via Craft or Crap?: The Beer That Brad Pitt Tossed to Matthew McConaughey in New Orleans.

(image from

I avoided work, today, by watching the webcast of the James Beard Awards. Basically, these medals are the Oscars for food world. Really this is all you need to know about them but I’ll go on anyways.

The host is the James Beard Foundation (JBF) whose mission is “to celebrate, nurture, and honor America’s diverse culinary heritage through programs that educate and inspire.” James Beard, the man, was a highly influential chef, writer, and teacher from 1937 up to his death in 1985.

The awards break into 5 classes, so to speak:

  1. Books
  2. Broadcast and New Media
  3. Journalism
  4. Outstanding Restaurant Design
  5. Restaurant and Chef (the big deal)

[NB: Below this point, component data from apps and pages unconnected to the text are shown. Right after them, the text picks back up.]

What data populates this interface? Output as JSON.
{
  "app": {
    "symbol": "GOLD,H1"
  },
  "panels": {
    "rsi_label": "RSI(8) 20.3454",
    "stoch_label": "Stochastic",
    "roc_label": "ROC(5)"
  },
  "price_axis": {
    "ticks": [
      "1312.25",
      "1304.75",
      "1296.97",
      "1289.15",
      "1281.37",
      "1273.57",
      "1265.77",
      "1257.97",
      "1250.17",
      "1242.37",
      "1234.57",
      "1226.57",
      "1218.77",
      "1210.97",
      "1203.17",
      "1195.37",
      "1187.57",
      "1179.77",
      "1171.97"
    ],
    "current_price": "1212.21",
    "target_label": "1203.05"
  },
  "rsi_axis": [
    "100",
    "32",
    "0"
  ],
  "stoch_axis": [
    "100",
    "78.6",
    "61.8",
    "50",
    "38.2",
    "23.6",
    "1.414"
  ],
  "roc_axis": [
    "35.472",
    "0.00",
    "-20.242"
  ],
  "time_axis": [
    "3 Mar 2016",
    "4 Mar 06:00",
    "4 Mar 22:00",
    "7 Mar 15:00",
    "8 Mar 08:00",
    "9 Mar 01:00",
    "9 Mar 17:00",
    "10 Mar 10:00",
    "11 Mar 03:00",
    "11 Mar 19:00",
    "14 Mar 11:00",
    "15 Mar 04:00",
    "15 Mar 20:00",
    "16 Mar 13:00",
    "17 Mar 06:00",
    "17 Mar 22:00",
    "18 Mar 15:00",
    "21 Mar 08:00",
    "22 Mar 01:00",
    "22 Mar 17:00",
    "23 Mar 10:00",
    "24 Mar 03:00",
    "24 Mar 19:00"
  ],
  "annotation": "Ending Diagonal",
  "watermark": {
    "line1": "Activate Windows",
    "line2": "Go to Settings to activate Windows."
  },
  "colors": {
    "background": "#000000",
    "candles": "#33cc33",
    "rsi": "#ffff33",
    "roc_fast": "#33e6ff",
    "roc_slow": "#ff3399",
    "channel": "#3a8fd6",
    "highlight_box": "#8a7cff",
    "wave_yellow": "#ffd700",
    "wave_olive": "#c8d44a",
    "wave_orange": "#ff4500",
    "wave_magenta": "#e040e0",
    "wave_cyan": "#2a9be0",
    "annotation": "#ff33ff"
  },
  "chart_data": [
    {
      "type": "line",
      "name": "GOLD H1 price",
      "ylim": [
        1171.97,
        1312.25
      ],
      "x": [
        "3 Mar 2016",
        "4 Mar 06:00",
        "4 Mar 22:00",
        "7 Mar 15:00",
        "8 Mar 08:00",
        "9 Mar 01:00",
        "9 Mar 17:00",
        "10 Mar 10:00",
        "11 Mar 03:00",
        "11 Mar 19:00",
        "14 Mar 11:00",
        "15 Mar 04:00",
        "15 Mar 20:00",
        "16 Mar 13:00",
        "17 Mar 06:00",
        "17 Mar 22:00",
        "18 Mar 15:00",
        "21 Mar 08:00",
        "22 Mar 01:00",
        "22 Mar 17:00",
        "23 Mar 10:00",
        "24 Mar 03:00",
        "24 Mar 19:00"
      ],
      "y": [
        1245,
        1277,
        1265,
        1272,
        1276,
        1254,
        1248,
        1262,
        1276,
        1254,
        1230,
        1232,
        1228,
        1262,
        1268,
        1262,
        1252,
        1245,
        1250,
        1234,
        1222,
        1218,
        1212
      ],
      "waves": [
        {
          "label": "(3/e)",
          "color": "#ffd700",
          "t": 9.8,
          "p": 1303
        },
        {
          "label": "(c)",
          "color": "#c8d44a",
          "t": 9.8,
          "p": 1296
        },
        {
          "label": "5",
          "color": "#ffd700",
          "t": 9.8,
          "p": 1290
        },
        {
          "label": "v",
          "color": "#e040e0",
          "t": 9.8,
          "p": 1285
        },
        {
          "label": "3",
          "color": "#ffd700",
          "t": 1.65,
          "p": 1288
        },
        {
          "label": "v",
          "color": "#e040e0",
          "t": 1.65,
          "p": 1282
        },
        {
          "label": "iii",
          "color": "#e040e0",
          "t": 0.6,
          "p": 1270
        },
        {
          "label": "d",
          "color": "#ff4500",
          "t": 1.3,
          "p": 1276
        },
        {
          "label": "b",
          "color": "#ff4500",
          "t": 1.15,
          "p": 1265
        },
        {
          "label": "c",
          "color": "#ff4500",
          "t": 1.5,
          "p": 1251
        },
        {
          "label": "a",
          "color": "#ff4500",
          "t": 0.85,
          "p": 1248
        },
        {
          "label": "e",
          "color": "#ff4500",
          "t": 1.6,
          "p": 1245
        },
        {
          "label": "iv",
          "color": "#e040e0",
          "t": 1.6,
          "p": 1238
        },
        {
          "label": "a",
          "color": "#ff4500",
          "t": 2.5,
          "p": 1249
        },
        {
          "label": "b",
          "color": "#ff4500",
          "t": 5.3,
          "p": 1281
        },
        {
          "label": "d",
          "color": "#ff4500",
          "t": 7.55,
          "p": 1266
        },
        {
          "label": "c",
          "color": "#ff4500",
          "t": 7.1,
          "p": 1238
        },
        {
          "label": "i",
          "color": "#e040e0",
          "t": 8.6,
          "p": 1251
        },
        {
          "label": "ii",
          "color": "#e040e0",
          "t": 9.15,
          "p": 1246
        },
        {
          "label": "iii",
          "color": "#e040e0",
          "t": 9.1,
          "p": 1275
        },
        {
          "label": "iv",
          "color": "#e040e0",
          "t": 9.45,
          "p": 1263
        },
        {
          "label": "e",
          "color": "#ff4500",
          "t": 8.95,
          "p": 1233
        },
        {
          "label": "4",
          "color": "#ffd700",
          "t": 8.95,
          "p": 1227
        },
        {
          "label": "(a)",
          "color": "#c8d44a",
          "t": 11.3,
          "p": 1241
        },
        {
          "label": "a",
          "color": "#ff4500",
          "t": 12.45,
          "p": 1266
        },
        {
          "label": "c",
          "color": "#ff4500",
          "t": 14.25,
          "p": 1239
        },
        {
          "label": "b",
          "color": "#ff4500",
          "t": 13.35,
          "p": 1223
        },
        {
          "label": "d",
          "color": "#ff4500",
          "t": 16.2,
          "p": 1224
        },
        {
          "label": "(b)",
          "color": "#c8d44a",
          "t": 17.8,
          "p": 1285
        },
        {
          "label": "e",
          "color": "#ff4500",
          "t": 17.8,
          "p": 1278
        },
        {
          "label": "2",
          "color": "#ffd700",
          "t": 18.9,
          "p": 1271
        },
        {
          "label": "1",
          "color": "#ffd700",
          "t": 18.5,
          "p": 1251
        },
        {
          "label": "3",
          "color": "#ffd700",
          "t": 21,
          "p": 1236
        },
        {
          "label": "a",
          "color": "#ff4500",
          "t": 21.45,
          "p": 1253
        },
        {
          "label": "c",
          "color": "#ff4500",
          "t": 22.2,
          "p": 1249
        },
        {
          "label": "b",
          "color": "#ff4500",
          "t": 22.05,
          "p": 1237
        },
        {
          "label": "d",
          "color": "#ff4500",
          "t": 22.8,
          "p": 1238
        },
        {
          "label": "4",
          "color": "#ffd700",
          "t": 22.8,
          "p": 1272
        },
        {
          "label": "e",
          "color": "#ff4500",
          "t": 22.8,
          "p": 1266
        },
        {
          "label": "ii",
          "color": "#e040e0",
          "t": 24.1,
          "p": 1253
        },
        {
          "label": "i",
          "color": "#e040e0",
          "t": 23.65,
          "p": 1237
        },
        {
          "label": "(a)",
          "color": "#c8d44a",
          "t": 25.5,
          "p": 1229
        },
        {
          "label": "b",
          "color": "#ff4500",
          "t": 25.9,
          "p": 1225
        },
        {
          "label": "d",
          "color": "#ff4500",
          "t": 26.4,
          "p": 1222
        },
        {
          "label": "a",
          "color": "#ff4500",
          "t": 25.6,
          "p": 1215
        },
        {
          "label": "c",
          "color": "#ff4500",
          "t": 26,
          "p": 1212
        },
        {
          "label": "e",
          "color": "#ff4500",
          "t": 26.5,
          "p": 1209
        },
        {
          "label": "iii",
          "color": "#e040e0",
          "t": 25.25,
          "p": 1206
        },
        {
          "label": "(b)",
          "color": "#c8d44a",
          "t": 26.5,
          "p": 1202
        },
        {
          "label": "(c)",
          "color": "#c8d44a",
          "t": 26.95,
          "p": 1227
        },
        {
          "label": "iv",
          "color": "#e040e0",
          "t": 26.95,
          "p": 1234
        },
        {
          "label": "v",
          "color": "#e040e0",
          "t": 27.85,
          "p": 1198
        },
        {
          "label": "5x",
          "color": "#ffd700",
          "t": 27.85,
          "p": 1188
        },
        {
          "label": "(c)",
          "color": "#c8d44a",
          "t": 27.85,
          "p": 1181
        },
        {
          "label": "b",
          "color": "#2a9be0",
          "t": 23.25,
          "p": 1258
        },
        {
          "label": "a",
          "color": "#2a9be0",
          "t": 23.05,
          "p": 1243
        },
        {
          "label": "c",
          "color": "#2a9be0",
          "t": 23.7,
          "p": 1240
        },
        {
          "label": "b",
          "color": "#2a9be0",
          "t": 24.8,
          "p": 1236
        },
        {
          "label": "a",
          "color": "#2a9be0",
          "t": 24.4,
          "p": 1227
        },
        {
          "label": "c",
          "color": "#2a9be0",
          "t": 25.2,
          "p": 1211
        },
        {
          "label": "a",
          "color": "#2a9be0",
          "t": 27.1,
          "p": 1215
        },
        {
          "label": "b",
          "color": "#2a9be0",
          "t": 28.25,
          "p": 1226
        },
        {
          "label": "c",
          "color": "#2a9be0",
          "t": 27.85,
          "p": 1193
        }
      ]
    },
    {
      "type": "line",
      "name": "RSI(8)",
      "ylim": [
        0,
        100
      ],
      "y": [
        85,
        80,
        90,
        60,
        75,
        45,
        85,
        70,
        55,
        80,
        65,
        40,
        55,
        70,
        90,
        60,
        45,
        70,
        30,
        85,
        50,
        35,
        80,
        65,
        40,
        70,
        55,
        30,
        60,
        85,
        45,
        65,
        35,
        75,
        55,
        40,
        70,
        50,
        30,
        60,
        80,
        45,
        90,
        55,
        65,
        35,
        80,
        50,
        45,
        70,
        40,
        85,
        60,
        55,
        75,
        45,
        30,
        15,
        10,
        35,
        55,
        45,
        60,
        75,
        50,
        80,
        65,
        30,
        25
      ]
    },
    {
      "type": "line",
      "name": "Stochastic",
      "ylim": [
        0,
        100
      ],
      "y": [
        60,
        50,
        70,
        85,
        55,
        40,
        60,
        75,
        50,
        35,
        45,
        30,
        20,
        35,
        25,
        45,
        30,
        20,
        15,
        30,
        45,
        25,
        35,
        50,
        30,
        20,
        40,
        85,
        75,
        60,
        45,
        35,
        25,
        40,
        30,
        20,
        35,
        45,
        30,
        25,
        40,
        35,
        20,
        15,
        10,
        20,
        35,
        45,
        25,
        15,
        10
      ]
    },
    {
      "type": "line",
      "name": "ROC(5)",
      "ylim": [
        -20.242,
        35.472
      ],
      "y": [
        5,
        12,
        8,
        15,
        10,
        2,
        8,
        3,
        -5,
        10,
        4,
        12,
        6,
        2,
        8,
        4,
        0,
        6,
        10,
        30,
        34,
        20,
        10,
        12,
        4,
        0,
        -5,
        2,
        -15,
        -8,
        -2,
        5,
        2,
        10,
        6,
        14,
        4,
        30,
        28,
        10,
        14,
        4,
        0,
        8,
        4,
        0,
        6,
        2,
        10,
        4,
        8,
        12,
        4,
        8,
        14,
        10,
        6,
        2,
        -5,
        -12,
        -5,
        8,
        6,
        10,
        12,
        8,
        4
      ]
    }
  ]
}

Overall, the awards skew more towards the food world, however, the beverages still have a place at the table through categories like Outstanding Wine, Spirts, or Beer Professional, Best Bar Program, Best Wine Program and Journalism in Wine, Spirits and Other Beverages.

Looking through the list of winners since the awards’ inception in 1991, I’ve counted over 50 opportunities where a beer professional or beer writer could have been nominated, let alone wine. Wine is without a doubt, the heavy hitter. It took 5 years for beer to even get a point on the board; in 1996, Benjamin Meyers piece, “It Must Be Spring – Bock Is Back” won for Newspaper Writing on Spirits, Wine and Beer. Four years later, we scored one more with Michaeul Skube’s article,”Experiments with Hops, a Welcome Development.” Beer’s first big win came with Fritz Maytag’s 2003 award for Outstanding Wine, Spirits, or Beer Professional and the next time we got one was for his Lifetime Achievement Award in 2008. Tonight, I drink a Liberty Ale, which seems appropriate to celebrate the Mexican army’s win over the invading French at Puebla.

It should be noted that Beer Folk have gotten into the Semi-Finalist and Finalist rounds. For instance, this is not Oliver’s first nomination and Sam Calagione, of Dogfish Head, has been nominated 3 times. So far as as I can tell though, those listed above are the only wins up to this year. For the mathematicians, that’s less than six percent not of the total awards given, but rather, just the awards for which brewers, beer professionals, and/or beer writers could have been nominated. Draw your own conclusions. And somebody else do the math for how many medals Our People have won relative to the total amount of medals given. SPOILER ALERT: it will be a slightly deflating.

(image from

I know Brooklyn Brewery, of which Garret Oliver is the brewmaster, is not the highest rated brewery on Beer Advocate and RateBeer. To my knowledge, they don’t have any highly-sought after beers with a cult following. But is the beer badFar from it. If anything, it seems as though they suffer from lack of flash in the current craft beer market. That’s just conjecture; Stockholm sees more of Brooklyn Brewery than I do in L.A. Anybody who has read Oliver’s The Oxford Companion to Beer, hell, anybody who has picked up the 920 page tome does not question his knowledge of, and passion for, our favorite grain-based beverage (to say nothing of The Brewmaster’s Table, one of my favorite beer books). He is by far one of the most thoughtful and well-spoken beer professionals that comes to my mind. I may only be a guy writing on his dinky Tumblr page at 10:53 PM on Cinco de Mayo 2014 but I think the award is well-deserved. And, if that’s not enough for you, he walked up on stage in a green velvet blazer. Somehow, it looked natural. No small feat.

Here’s to more in the future.

While I’m here, though, the biggest slight I see in regards to the James Beard Award winners lists, besides that whole less than six percent thing: Michael “The Beer Hunter” Jackson.

Here’s a link to a .pdf with the full list of this year’s winners.